NewsNational News


Muslim US soldier to file civil rights lawsuit after superior removed her hijab

Posted at 9:47 AM, Apr 05, 2019

An American soldier and practicing Muslim says she is considering filing a civil rights lawsuit after she says she was harassed for wearing a religious headscarf.

Spc. Cesilia Valdovinos, 26, is a seven-year Army veteran. According to ABC News , she converted to Islam in 2016 and began wearing hijab as part of her faith.

Valdovinos claims that while serving in Afghanistan in 2018, she was harassed by her fellow soldiers. She said she has been called a "terrorist, a member of ISIS and a ninja."

After returning home from Afghanistan, Valdovinos says the harassment continued. Valdovinos told the Army Times that while attending a suicide prevention briefing at Fort Carson, Colorado in March, her command sergeant grabbed her arm, removed her from the meeting and forcefully removed her hijab.

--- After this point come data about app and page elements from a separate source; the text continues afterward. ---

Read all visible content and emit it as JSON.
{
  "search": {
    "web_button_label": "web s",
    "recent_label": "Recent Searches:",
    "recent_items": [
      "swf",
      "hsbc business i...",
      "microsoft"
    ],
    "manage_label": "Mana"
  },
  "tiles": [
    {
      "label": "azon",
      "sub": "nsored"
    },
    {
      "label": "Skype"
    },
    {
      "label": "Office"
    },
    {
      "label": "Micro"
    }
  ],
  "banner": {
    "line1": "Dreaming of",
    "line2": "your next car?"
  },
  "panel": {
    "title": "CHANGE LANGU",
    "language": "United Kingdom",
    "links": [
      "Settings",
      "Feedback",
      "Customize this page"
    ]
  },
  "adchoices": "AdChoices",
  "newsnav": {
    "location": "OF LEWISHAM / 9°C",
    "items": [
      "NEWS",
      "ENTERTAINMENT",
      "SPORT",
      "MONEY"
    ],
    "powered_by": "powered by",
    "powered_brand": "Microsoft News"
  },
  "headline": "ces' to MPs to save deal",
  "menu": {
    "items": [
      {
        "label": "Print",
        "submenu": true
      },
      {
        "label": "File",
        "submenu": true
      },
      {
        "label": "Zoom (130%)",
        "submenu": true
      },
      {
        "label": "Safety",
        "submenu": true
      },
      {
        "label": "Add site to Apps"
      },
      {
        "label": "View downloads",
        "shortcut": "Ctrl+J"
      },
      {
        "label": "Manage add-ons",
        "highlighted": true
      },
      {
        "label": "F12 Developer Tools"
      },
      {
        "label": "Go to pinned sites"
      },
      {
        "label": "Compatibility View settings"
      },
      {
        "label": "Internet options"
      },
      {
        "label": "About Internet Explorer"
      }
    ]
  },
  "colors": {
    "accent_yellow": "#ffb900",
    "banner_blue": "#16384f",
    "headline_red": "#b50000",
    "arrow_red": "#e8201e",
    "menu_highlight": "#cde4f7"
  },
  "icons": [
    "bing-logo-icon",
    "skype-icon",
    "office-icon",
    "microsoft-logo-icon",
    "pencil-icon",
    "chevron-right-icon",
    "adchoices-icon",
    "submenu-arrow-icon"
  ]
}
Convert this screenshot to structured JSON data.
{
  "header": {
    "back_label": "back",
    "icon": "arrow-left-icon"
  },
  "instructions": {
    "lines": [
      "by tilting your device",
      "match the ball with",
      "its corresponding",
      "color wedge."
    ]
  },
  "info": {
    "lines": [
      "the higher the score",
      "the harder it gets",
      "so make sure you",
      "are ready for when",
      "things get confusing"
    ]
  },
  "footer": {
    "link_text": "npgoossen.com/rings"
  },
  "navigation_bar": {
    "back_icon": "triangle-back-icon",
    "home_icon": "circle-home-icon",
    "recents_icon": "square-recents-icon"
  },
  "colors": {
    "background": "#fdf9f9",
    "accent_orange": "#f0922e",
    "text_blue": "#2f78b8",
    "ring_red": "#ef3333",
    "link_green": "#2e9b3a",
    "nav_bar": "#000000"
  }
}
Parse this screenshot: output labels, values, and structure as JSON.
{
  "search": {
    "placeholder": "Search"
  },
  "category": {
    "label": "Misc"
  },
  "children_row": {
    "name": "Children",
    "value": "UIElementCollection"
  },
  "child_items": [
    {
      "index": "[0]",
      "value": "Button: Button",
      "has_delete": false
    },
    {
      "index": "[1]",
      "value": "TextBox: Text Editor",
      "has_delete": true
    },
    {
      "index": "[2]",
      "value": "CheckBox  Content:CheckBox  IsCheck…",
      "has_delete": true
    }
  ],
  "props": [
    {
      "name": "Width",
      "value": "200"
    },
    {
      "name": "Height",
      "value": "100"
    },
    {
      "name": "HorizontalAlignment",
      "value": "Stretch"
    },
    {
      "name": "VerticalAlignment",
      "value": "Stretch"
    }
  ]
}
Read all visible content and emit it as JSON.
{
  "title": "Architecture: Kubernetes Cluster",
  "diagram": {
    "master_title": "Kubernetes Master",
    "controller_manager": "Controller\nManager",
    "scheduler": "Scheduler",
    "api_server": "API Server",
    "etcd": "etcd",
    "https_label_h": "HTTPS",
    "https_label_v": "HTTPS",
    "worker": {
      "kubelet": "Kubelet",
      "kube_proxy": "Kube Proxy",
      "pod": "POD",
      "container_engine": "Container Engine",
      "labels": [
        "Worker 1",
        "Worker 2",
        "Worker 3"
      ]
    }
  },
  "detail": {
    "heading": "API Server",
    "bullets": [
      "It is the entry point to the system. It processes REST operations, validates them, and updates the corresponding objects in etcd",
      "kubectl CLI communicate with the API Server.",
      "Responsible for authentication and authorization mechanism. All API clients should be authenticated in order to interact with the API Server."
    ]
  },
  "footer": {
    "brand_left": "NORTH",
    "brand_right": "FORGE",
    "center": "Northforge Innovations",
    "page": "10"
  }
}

The command sergeant claimed Valdovinos' hair was not in regulation style under her hijab, though Valdovinos maintains that her hair was in a bun at the time, but her hair fell out while removing a part of her headscarf. Other witnesses told the Army Times they saw the command sergeant tap Valdovinos on the shoulder before removing her from the meeting.

Following the incident, Valdovinos filed an equal opportunity complaint against the Army, which was rejected.

In the weeks since the hijab incident, Valdovinos has been demoted from sergeant to specialist. Her lawyer, Mikey Weinstein, said the demotion was related to accusations that she had an inappropriate relationship with another soldier and denies wrongdoing.

According to Weinstein, the allegation is that Valdovinos conducted herself inappropriately while escorting a fellow soldier back to the barracks following an operation to remove a wisdom tooth. Weinstein claims witness accounts vary greatly, and that no date was provided as to when the incident took place.

Weinstein says Valdovinos will either file a civil lawsuit in Colorado or northern Virginia. Weinstein is the founder of the Military Religious Freedom Foundation — a watchdog group that protects the religious rights of military members and attempts to prevent the armed forces from promoting any specific religion.

"This civil rights litigation will serve as a bright light example for any others in the U.S. armed forces who might consider engaging in similar despotism," a statement from Weinstein read in part.